──────── Given information
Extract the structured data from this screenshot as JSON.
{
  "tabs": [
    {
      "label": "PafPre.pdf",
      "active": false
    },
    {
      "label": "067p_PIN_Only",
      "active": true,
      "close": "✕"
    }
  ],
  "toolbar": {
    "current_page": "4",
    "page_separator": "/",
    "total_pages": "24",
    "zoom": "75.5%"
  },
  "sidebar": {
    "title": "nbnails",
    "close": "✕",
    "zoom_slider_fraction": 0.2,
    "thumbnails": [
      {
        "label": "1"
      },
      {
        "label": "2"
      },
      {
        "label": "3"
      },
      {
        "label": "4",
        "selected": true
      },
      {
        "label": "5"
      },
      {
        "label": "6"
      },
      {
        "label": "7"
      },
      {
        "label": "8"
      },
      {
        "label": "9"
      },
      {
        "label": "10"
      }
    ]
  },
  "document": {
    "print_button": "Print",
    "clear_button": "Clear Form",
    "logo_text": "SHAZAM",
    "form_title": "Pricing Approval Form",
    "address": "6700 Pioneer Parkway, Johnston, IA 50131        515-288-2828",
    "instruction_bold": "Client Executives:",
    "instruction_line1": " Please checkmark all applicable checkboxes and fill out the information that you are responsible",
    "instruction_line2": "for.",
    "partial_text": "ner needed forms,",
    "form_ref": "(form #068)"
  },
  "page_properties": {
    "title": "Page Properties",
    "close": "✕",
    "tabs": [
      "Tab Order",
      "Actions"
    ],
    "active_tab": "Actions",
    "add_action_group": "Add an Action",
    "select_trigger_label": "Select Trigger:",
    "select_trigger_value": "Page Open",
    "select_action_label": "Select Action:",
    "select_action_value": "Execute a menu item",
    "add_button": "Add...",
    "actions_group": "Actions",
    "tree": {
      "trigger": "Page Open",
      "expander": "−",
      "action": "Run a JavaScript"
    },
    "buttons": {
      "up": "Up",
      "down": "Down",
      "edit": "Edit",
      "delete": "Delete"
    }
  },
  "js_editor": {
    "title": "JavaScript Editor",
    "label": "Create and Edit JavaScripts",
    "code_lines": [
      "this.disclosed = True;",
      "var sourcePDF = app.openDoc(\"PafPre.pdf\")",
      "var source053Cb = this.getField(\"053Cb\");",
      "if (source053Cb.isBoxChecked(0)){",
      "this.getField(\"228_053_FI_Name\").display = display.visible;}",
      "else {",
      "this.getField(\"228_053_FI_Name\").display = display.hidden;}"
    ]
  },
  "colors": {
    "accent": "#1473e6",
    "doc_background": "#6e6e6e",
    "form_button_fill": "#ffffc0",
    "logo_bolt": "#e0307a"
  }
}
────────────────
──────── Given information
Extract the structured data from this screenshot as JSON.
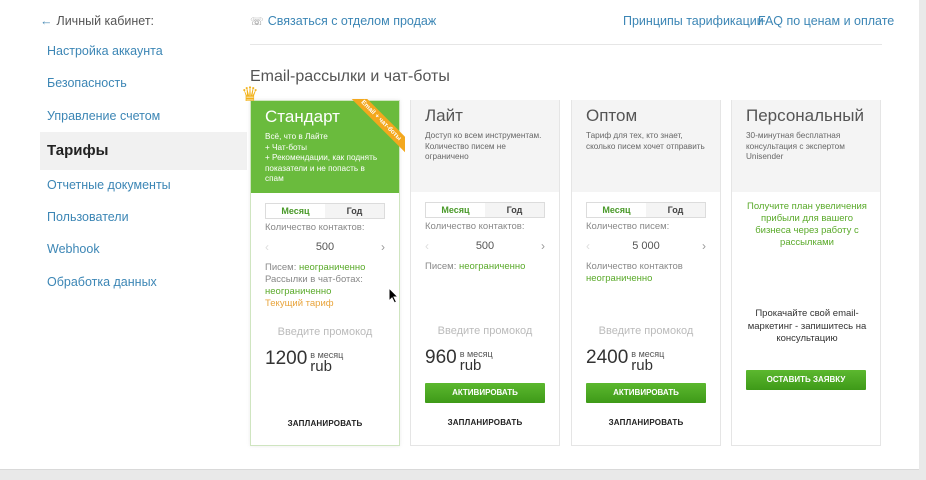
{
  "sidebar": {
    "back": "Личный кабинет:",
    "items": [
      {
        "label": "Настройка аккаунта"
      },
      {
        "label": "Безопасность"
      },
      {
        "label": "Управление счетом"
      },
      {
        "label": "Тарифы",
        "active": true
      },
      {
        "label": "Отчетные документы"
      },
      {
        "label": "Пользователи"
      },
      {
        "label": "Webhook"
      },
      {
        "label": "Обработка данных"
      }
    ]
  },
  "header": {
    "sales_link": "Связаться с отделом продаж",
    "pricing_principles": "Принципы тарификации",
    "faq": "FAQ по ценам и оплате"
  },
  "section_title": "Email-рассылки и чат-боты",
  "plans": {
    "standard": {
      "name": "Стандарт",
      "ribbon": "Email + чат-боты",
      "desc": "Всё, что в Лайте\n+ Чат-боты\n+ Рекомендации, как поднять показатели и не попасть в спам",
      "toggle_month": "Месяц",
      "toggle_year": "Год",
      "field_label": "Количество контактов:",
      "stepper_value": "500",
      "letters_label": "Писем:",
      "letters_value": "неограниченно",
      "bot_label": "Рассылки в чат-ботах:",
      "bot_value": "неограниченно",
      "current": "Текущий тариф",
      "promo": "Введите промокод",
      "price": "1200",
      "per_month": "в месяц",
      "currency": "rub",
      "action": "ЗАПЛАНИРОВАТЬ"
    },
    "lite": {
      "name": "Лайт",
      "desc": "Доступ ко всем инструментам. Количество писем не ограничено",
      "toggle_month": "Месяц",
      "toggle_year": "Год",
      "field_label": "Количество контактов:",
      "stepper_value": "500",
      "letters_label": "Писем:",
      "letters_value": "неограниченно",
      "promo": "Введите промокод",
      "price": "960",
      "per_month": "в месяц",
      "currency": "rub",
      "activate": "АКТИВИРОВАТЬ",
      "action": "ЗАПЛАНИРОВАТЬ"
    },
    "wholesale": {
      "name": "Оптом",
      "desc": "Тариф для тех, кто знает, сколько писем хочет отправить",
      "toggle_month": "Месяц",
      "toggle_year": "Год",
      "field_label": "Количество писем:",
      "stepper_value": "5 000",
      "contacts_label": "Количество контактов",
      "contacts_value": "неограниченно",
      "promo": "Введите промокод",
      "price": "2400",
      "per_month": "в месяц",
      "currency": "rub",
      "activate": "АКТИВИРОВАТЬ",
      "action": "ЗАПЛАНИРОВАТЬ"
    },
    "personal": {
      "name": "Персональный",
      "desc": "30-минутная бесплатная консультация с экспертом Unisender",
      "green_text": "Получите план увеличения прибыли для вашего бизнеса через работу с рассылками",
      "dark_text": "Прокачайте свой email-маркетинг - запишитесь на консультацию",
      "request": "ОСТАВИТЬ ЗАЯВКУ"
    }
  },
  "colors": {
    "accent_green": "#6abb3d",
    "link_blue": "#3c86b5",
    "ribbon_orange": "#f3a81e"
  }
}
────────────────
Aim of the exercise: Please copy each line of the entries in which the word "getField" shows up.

Exercise solution:
      "var source053Cb = this.getField(\"053Cb\");",
      "this.getField(\"228_053_FI_Name\").display = display.visible;}",
      "this.getField(\"228_053_FI_Name\").display = display.hidden;}"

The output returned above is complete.